Iris and the giant review
At first glance, the game is more like another indie bagel with a small budget that flooded the vastness of Steam last year. Her graphics do not shine with highly detailed models and wow animations, and the gameplay consists of sequential passing levels without any frills. But as you get acquainted with the world and the gameplay features of this gorgeous game, it begins to open from unexpected sides, noticeably distinguishing it from other similar projects.
The outline of events is revealed here in the form of small videos that we watch between levels or receive as a reward for mining stones of memories. With one of these videos, the game begins.
In the introductory video, we get acquainted with the schoolgirl Iris and her fears. The girl is clearly experiencing some kind of moral trauma, which spoils her relationship with her father. Despite this, she continues to go to school …
… where she is also harassed by classmates, who consider her strange and unsociable. This combination ends tragically — Iris loses consciousness during a swimming lesson, with which, in fact, the main part of the game begins.
In the course of the game, we have to go on a journey into the world of the subconscious Iris and help her defeat her demons. In the process, the girl’s main problem is clarified — one day, by no means, she stopped talking.
To reach the catharsis and the ending of the game, we need to go through the labyrinths of the subconscious and get to its top, where the capital Giant sits, from whose tears demons appear (and, accordingly, most of the problems of Iris).
To get deeper into her subconscious, Iris must get to the exit from each of the levels. To do this, she needs to literally cut a road through the hordes of monsters.
A bag with cards will help her in this, each of which has its own peculiarity. So, the Sword card can be played several times per turn, the ax hits all the mobs in the front row, any enemy, not just the neighboring one, can be shot from a bow, and different types of magic cards have very interesting effects such as burning all enemies in a row or simultaneously strike all monsters of the same kind.
Some mobs die the first time, some are protected by armor, and some are completely immune to certain types of damage. When Iris ends, the demons beat her, taking off her will points. When the will ends, the passage ends. The buns that we get for the next race depend on the level achieved.
For killing mobs, Iris receives stars, having accumulated which can increase his level and pump one of the skills.
To make Iris a little stronger will help passive abilities obtained for killing scattered across certain levels of boss demons.
True, you still need to be able to defeat the boss — each of them is unique and requires special tactics of passing. Sometimes a pop-up description will help to suggest the right tactics, but there are never direct instructions there.

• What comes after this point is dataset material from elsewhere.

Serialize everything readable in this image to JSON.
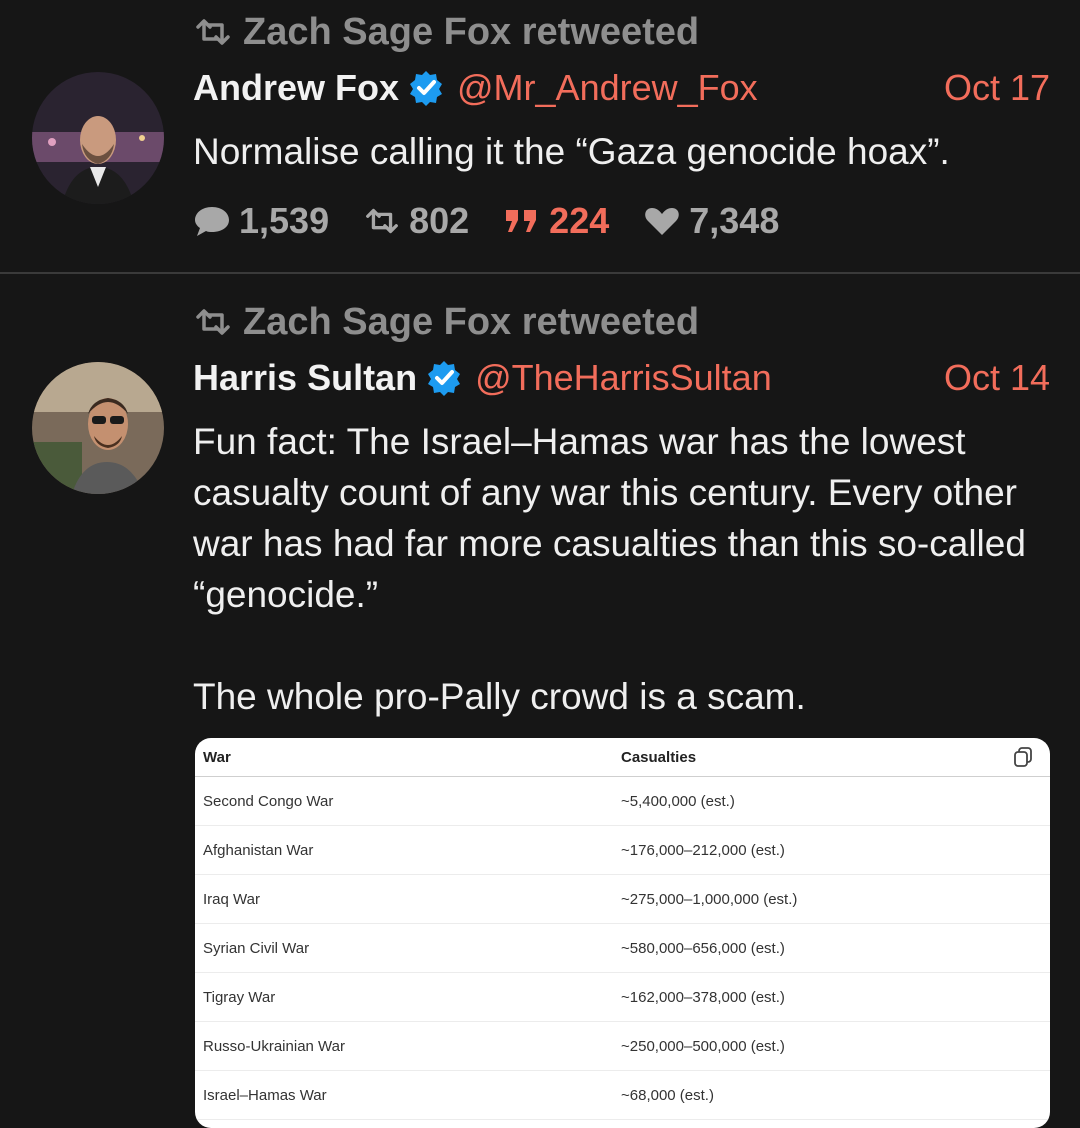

The supply of cards is replenished in chests that are scattered across the levels between demons and stones. Choosing the right set, you need to consider your passives and talents, as well as demons at the level. In subsequent walkthroughs, the choice of which particular bosses and mobs await you further will greatly help when choosing.
For example, in a battle with Hydra, Ax, Fire and other cards that hit by area are very useful — it can be tiring to uproot each of the goals.

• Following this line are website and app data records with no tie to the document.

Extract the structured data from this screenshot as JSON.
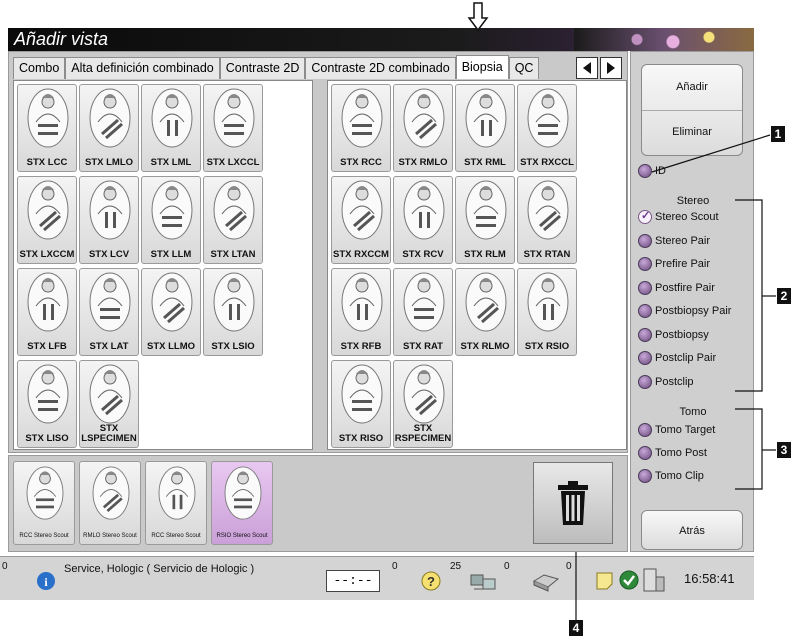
{
  "window": {
    "title": "Añadir vista"
  },
  "tabs": [
    {
      "label": "Combo"
    },
    {
      "label": "Alta definición combinado"
    },
    {
      "label": "Contraste 2D"
    },
    {
      "label": "Contraste 2D combinado"
    },
    {
      "label": "Biopsia",
      "active": true
    },
    {
      "label": "QC"
    }
  ],
  "left_views": [
    {
      "label": "STX LCC",
      "icon": "cc-compression-icon"
    },
    {
      "label": "STX LMLO",
      "icon": "mlo-compression-icon"
    },
    {
      "label": "STX LML",
      "icon": "ml-compression-icon"
    },
    {
      "label": "STX LXCCL",
      "icon": "cc-compression-icon"
    },
    {
      "label": "STX LXCCM",
      "icon": "cc-compression-icon"
    },
    {
      "label": "STX LCV",
      "icon": "cv-compression-icon"
    },
    {
      "label": "STX LLM",
      "icon": "lm-compression-icon"
    },
    {
      "label": "STX LTAN",
      "icon": "tan-compression-icon"
    },
    {
      "label": "STX LFB",
      "icon": "fb-compression-icon"
    },
    {
      "label": "STX LAT",
      "icon": "lat-compression-icon"
    },
    {
      "label": "STX LLMO",
      "icon": "lmo-compression-icon"
    },
    {
      "label": "STX LSIO",
      "icon": "sio-compression-icon"
    },
    {
      "label": "STX LISO",
      "icon": "iso-compression-icon"
    },
    {
      "label": "STX LSPECIMEN",
      "icon": "specimen-icon"
    }
  ],
  "right_views": [
    {
      "label": "STX RCC",
      "icon": "cc-compression-icon"
    },
    {
      "label": "STX RMLO",
      "icon": "mlo-compression-icon"
    },
    {
      "label": "STX RML",
      "icon": "ml-compression-icon"
    },
    {
      "label": "STX RXCCL",
      "icon": "cc-compression-icon"
    },
    {
      "label": "STX RXCCM",
      "icon": "cc-compression-icon"
    },
    {
      "label": "STX RCV",
      "icon": "cv-compression-icon"
    },
    {
      "label": "STX RLM",
      "icon": "lm-compression-icon"
    },
    {
      "label": "STX RTAN",
      "icon": "tan-compression-icon"
    },
    {
      "label": "STX RFB",
      "icon": "fb-compression-icon"
    },
    {
      "label": "STX RAT",
      "icon": "lat-compression-icon"
    },
    {
      "label": "STX RLMO",
      "icon": "lmo-compression-icon"
    },
    {
      "label": "STX RSIO",
      "icon": "sio-compression-icon"
    },
    {
      "label": "STX RISO",
      "icon": "iso-compression-icon"
    },
    {
      "label": "STX RSPECIMEN",
      "icon": "specimen-icon"
    }
  ],
  "selected_views": [
    {
      "label": "RCC Stereo Scout",
      "selected": false
    },
    {
      "label": "RMLO Stereo Scout",
      "selected": false
    },
    {
      "label": "RCC Stereo Scout",
      "selected": false
    },
    {
      "label": "RSIO Stereo Scout",
      "selected": true
    }
  ],
  "side": {
    "add_label": "Añadir",
    "remove_label": "Eliminar",
    "id_label": "ID",
    "stereo_header": "Stereo",
    "stereo_options": [
      {
        "label": "Stereo Scout",
        "checked": true
      },
      {
        "label": "Stereo Pair",
        "checked": false
      },
      {
        "label": "Prefire Pair",
        "checked": false
      },
      {
        "label": "Postfire Pair",
        "checked": false
      },
      {
        "label": "Postbiopsy Pair",
        "checked": false
      },
      {
        "label": "Postbiopsy",
        "checked": false
      },
      {
        "label": "Postclip Pair",
        "checked": false
      },
      {
        "label": "Postclip",
        "checked": false
      }
    ],
    "tomo_header": "Tomo",
    "tomo_options": [
      {
        "label": "Tomo Target"
      },
      {
        "label": "Tomo Post"
      },
      {
        "label": "Tomo Clip"
      }
    ],
    "back_label": "Atrás"
  },
  "statusbar": {
    "alarm_count": "0",
    "message": "Service, Hologic ( Servicio de Hologic )",
    "timer": "--:--",
    "help_count": "0",
    "queue_count": "25",
    "print_count": "0",
    "notes_count": "0",
    "time": "16:58:41"
  },
  "callouts": [
    "1",
    "2",
    "3",
    "4"
  ],
  "colors": {
    "selected_view": "#d8b4e4",
    "radio": "#7a5a8a"
  }
}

Cards and skills at the end of the race are discarded, Iris needs to be pumped on a global level with the help of memories (each of them gives 1 point of ability) and imaginary friends.
By the way, the theft of cards is implemented simply gorgeous — not only is the stolen card very logical (swords from the swordsmen, bows from archers, tears from the skeletons of whiners), so some mobs also know how to steal cards from our protagonist. It is advisable to kill such villains in the first place or not to let them get closer to Iris for as long as possible.
It seems that everything looks very simple, but in fact, choosing the right tactics for passing the entire game will not work right away. At the same time, the selected abilities and the resulting passives greatly diversify the tactics, so that the same levels can be completed in different ways. Everything spoils only the penultimate level, at which almost all cards, except four (of which 2 are shields and healers) become ineffective.
Iris and the Giant is not just another bagel with primitive graphics and hardcore game mechanics. This is a real work of art, which tells both the sentimental and realistic story of a girl whose problems are very close to many real people. And most importantly, such a powerful philosophical subtext not only does not go against the gameplay, but on the contrary, perfectly complements it.